About 20 minutes after L39 appeared over Kent, L35 appeared over Broadstairs, Kent. In the end 20 bombs in all were dropped, none of which caused any serious damage. L35 went out to sea at 0015 near Dover. L35 was also blown off course and flew over Calais. Strong winds prevented her reaching her home base at Ahlhorn near Bremen. Instead she managed to find a berth at Dresden, many miles to the south-east, but  was damaged entering the shed. 

The second wave arrived at 0100 over Herne Bay with L40, commanded by Kapitänleutnant Erich Sommerfeldt, led a second wave, arriving over Herne Bay on the north Kent coast at about 1.00am. 23 bombs fell causing little damage, though four sheep were killed. L40 went out to sea at New Romney at about 0215, and eventually got back to her base at Ahlhorn.

L41 arrived 20 minutes later at Cliff End near Pett, south of Winchelsea. L41 dropped 23 bombs over the Rye and Camber Sands area again causing minor damage L41 went out to sea at Dungeness at 0205 and crossed the French coast at Boulogne eventually reaching the base at Ahlhorn after a mission lasting almost 27 hours. 


16 March 1917 – Daylight

Early this morning, the second daylight raid of the year by an aeroplane took place. Once again only a single aeroplane was involved. The type is unknown, although at the time offical British sources claimed that it was the Handley Page 0/100, captured on 1 January 1917,  flown by a German crew. This was not substantiated at the time, and indeed seems very unlikely given that the bombs dropped were small 5kg ones.

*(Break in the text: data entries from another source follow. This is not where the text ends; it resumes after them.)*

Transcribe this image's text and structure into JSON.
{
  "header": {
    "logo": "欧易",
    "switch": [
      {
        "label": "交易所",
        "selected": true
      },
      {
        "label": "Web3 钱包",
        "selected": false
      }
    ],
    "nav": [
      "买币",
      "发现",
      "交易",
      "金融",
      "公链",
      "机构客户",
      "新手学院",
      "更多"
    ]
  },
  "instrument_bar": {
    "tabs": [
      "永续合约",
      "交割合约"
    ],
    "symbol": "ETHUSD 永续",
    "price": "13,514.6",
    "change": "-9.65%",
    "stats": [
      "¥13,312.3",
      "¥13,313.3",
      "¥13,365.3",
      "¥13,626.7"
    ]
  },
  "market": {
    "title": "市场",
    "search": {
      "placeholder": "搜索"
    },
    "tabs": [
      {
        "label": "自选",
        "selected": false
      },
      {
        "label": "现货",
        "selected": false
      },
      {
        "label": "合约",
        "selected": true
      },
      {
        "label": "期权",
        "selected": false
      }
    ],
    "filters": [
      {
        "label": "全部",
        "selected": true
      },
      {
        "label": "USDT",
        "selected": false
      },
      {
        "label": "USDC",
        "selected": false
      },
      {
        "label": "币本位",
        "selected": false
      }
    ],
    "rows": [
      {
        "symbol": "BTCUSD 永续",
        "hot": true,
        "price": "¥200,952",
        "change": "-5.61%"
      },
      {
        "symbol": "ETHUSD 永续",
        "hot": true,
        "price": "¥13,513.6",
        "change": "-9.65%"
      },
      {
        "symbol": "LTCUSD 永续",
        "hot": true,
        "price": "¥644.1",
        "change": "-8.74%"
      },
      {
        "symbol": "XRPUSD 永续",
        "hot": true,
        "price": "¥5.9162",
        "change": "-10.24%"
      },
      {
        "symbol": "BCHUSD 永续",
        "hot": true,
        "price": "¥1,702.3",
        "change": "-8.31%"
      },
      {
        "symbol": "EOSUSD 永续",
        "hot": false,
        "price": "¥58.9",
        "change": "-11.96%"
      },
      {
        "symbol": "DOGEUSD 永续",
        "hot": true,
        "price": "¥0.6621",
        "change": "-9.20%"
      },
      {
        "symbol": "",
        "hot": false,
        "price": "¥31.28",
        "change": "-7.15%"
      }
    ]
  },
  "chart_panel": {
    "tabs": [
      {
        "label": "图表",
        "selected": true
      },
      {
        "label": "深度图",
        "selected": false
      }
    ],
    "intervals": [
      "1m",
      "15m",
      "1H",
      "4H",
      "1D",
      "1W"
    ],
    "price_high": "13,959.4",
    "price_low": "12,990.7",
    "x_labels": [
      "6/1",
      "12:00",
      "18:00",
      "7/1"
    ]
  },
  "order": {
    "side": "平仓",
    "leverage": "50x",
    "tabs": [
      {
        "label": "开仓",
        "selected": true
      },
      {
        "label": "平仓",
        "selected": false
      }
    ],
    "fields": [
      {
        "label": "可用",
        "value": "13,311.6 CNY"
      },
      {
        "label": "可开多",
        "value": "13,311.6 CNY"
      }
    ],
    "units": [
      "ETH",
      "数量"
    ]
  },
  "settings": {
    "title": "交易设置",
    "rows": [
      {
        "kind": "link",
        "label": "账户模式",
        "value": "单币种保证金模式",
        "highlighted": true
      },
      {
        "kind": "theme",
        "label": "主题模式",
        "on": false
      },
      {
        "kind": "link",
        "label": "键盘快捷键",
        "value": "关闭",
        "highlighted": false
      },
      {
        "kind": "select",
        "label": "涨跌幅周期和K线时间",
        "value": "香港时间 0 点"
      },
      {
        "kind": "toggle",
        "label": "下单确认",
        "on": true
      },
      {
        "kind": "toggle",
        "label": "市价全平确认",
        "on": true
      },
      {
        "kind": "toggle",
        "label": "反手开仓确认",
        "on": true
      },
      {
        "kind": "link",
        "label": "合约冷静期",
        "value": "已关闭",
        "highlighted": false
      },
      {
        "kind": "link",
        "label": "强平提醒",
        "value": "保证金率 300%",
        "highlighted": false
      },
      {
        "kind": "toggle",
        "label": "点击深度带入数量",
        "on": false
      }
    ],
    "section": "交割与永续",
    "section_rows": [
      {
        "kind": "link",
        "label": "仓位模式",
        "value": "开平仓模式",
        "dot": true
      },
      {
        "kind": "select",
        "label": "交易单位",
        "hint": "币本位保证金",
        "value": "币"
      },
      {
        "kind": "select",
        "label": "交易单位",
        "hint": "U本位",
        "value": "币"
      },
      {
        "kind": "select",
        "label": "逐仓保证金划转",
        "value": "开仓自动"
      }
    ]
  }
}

The target was shipping in The Downs off the east Kent coast but a thick layer of cloud hindered the crew’s navigation. At around 5.30am the aircraft broke through clouds at a height of about 1,300 feet. The crew then discovered they were over land and approaching Westgate on the north Kent coast.

Flying north, the crew dropped two bombs on fields at Dent-du-Lion Farm, between Garlinge and Westgate, followed by a third that fell at Mutrix Farm. The RNAS had established a station at Westgate on land owned by Mutrix Farm and the next bomb landed about 150 yards to the east of the airfield. The aircraft now turned west, and the next bomb landed west of Mutrix Farm, on land between the road and railway line, with another striking the railway embankment. Damage was limited to broken windows.

The aircraft now turned south and rapidly dropped 10 bombs which all fell within 100 yards of each other in a field about 700 yards south-east of Westgate Station, casuing no damage. 

Turning north-west the aircraft’s next bomb landed on a lawn at Streete Court, a boys boarding school, followed by one on a greenhouse at a large house about 250 yards north of St. Saviour’s Church. The last bomb on land struck the ground about 20 yards from a bandstand and shelter on the sea front, shattering more glass, with the final two bombs falling in the sea within 300 yards of the shoreline.

The RNAS sent up three aircraft between 5.35 and 5.45am but the low cloud prevented them seeing anything.

The RFC also sent up three aircraft just before 6.00am, from Rochford (37 Squadron), Dover (50 Squadron) and Bekesbourne (50 Squadron), but they suffered the same problems with the low cloud and the raider escaped unharmed. 

[Data on this raid from Ian Castle (]